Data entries
* * *

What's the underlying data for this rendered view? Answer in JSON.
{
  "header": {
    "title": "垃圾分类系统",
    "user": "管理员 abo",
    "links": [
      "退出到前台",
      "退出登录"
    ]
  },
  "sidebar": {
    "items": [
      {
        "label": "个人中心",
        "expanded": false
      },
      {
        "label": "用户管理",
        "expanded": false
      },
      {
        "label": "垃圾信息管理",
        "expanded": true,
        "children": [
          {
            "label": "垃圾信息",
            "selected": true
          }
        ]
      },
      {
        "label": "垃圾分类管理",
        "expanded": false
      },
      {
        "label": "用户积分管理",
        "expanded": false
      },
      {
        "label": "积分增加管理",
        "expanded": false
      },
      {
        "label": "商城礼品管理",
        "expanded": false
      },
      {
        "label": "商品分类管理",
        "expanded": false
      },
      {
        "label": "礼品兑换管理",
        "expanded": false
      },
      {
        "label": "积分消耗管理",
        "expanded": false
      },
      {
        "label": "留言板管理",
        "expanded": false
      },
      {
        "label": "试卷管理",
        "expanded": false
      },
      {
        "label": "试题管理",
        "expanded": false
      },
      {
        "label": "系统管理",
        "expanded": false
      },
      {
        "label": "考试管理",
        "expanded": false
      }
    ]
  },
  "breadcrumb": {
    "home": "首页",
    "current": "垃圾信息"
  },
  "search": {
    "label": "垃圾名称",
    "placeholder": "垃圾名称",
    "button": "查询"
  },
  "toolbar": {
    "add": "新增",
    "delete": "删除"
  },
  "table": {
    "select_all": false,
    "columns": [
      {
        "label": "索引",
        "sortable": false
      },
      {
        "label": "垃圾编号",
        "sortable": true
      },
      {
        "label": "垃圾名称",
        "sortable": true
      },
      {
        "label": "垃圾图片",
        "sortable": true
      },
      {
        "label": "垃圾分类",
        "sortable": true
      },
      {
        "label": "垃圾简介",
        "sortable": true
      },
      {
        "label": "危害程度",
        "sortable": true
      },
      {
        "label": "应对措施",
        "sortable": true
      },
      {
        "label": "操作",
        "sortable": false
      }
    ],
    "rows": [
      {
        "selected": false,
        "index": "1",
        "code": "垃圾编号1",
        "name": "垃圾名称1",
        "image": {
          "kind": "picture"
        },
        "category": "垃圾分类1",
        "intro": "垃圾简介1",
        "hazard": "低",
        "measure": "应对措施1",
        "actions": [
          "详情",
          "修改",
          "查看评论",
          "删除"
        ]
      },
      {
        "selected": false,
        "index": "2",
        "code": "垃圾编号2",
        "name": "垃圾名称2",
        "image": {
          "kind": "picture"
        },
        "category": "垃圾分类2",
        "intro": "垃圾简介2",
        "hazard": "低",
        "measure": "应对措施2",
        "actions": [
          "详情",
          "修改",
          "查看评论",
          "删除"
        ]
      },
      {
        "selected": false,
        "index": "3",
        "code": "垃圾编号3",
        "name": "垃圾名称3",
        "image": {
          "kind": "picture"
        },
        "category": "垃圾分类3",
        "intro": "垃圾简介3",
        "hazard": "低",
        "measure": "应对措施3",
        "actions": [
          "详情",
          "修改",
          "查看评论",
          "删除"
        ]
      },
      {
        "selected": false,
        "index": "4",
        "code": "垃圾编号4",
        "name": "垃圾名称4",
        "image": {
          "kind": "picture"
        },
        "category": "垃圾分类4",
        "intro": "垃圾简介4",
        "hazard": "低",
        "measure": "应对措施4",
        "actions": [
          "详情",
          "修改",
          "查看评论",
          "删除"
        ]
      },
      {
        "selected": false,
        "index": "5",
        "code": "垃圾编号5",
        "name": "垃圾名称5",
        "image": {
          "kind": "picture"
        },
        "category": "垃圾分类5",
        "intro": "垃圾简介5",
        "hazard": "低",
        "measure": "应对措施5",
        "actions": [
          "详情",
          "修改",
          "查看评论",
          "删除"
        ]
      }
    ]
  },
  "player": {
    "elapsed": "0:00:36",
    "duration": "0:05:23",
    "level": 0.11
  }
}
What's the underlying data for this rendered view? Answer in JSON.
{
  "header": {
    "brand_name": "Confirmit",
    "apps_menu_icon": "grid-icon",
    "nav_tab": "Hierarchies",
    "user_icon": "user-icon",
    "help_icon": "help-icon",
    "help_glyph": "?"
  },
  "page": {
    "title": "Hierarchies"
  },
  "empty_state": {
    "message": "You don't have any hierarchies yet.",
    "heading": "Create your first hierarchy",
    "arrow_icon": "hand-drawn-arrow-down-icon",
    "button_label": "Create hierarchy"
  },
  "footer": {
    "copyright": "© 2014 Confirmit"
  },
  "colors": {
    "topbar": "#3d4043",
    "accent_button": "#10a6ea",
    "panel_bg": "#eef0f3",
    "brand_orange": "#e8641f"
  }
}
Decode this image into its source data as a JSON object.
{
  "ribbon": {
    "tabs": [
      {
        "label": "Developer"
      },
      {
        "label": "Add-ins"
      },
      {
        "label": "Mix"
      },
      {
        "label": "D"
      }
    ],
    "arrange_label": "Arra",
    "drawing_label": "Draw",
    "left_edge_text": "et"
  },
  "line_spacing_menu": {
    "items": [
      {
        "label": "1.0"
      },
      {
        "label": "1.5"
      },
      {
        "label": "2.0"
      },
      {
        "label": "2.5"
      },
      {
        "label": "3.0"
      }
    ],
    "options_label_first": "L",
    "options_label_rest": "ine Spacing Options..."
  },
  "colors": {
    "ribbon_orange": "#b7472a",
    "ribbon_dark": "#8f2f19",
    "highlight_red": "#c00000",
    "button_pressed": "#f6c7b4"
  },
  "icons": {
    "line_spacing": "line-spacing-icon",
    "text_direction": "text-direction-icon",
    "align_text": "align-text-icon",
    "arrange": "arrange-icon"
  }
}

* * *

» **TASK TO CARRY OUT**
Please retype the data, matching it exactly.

» **TASK RESULT**
What's the underlying data for this rendered view? Answer in JSON.
{
  "header": {
    "title": "垃圾分类系统",
    "user": "管理员 abo",
    "links": [
      "退出到前台",
      "退出登录"
    ]
  },
  "sidebar": {
    "items": [
      {
        "label": "个人中心",
        "expanded": false
      },
      {
        "label": "用户管理",
        "expanded": false
      },
      {
        "label": "垃圾信息管理",
        "expanded": true,
        "children": [
          {
            "label": "垃圾信息",
            "selected": true
          }
        ]
      },
      {
        "label": "垃圾分类管理",
        "expanded": false
      },
      {
        "label": "用户积分管理",
        "expanded": false
      },
      {
        "label": "积分增加管理",
        "expanded": false
      },
      {
        "label": "商城礼品管理",
        "expanded": false
      },
      {
        "label": "商品分类管理",
        "expanded": false
      },
      {
        "label": "礼品兑换管理",
        "expanded": false
      },
      {
        "label": "积分消耗管理",
        "expanded": false
      },
      {
        "label": "留言板管理",
        "expanded": false
      },
      {
        "label": "试卷管理",
        "expanded": false
      },
      {
        "label": "试题管理",
        "expanded": false
      },
      {
        "label": "系统管理",
        "expanded": false
      },
      {
        "label": "考试管理",
        "expanded": false
      }
    ]
  },
  "breadcrumb": {
    "home": "首页",
    "current": "垃圾信息"
  },
  "search": {
    "label": "垃圾名称",
    "placeholder": "垃圾名称",
    "button": "查询"
  },
  "toolbar": {
    "add": "新增",
    "delete": "删除"
  },
  "table": {
    "select_all": false,
    "columns": [
      {
        "label": "索引",
        "sortable": false
      },
      {
        "label": "垃圾编号",
        "sortable": true
      },
      {
        "label": "垃圾名称",
        "sortable": true
      },
      {
        "label": "垃圾图片",
        "sortable": true
      },
      {
        "label": "垃圾分类",
        "sortable": true
      },
      {
        "label": "垃圾简介",
        "sortable": true
      },
      {
        "label": "危害程度",
        "sortable": true
      },
      {
        "label": "应对措施",
        "sortable": true
      },
      {
        "label": "操作",
        "sortable": false
      }
    ],
    "rows": [
      {
        "selected": false,
        "index": "1",
        "code": "垃圾编号1",
        "name": "垃圾名称1",
        "image": {
          "kind": "picture"
        },
        "category": "垃圾分类1",
        "intro": "垃圾简介1",
        "hazard": "低",
        "measure": "应对措施1",
        "actions": [
          "详情",
          "修改",
          "查看评论",
          "删除"
        ]
      },
      {
        "selected": false,
        "index": "2",
        "code": "垃圾编号2",
        "name": "垃圾名称2",
        "image": {
          "kind": "picture"
        },
        "category": "垃圾分类2",
        "intro": "垃圾简介2",
        "hazard": "低",
        "measure": "应对措施2",
        "actions": [
          "详情",
          "修改",
          "查看评论",
          "删除"
        ]
      },
      {
        "selected": false,
        "index": "3",
        "code": "垃圾编号3",
        "name": "垃圾名称3",
        "image": {
          "kind": "picture"
        },
        "category": "垃圾分类3",
        "intro": "垃圾简介3",
        "hazard": "低",
        "measure": "应对措施3",
        "actions": [
          "详情",
          "修改",
          "查看评论",
          "删除"
        ]
      },
      {
        "selected": false,
        "index": "4",
        "code": "垃圾编号4",
        "name": "垃圾名称4",
        "image": {
          "kind": "picture"
        },
        "category": "垃圾分类4",
        "intro": "垃圾简介4",
        "hazard": "低",
        "measure": "应对措施4",
        "actions": [
          "详情",
          "修改",
          "查看评论",
          "删除"
        ]
      },
      {
        "selected": false,
        "index": "5",
        "code": "垃圾编号5",
        "name": "垃圾名称5",
        "image": {
          "kind": "picture"
        },
        "category": "垃圾分类5",
        "intro": "垃圾简介5",
        "hazard": "低",
        "measure": "应对措施5",
        "actions": [
          "详情",
          "修改",
          "查看评论",
          "删除"
        ]
      }
    ]
  },
  "player": {
    "elapsed": "0:00:36",
    "duration": "0:05:23",
    "level": 0.11
  }
}
What's the underlying data for this rendered view? Answer in JSON.
{
  "header": {
    "brand_name": "Confirmit",
    "apps_menu_icon": "grid-icon",
    "nav_tab": "Hierarchies",
    "user_icon": "user-icon",
    "help_icon": "help-icon",
    "help_glyph": "?"
  },
  "page": {
    "title": "Hierarchies"
  },
  "empty_state": {
    "message": "You don't have any hierarchies yet.",
    "heading": "Create your first hierarchy",
    "arrow_icon": "hand-drawn-arrow-down-icon",
    "button_label": "Create hierarchy"
  },
  "footer": {
    "copyright": "© 2014 Confirmit"
  },
  "colors": {
    "topbar": "#3d4043",
    "accent_button": "#10a6ea",
    "panel_bg": "#eef0f3",
    "brand_orange": "#e8641f"
  }
}
Decode this image into its source data as a JSON object.
{
  "ribbon": {
    "tabs": [
      {
        "label": "Developer"
      },
      {
        "label": "Add-ins"
      },
      {
        "label": "Mix"
      },
      {
        "label": "D"
      }
    ],
    "arrange_label": "Arra",
    "drawing_label": "Draw",
    "left_edge_text": "et"
  },
  "line_spacing_menu": {
    "items": [
      {
        "label": "1.0"
      },
      {
        "label": "1.5"
      },
      {
        "label": "2.0"
      },
      {
        "label": "2.5"
      },
      {
        "label": "3.0"
      }
    ],
    "options_label_first": "L",
    "options_label_rest": "ine Spacing Options..."
  },
  "colors": {
    "ribbon_orange": "#b7472a",
    "ribbon_dark": "#8f2f19",
    "highlight_red": "#c00000",
    "button_pressed": "#f6c7b4"
  },
  "icons": {
    "line_spacing": "line-spacing-icon",
    "text_direction": "text-direction-icon",
    "align_text": "align-text-icon",
    "arrange": "arrange-icon"
  }
}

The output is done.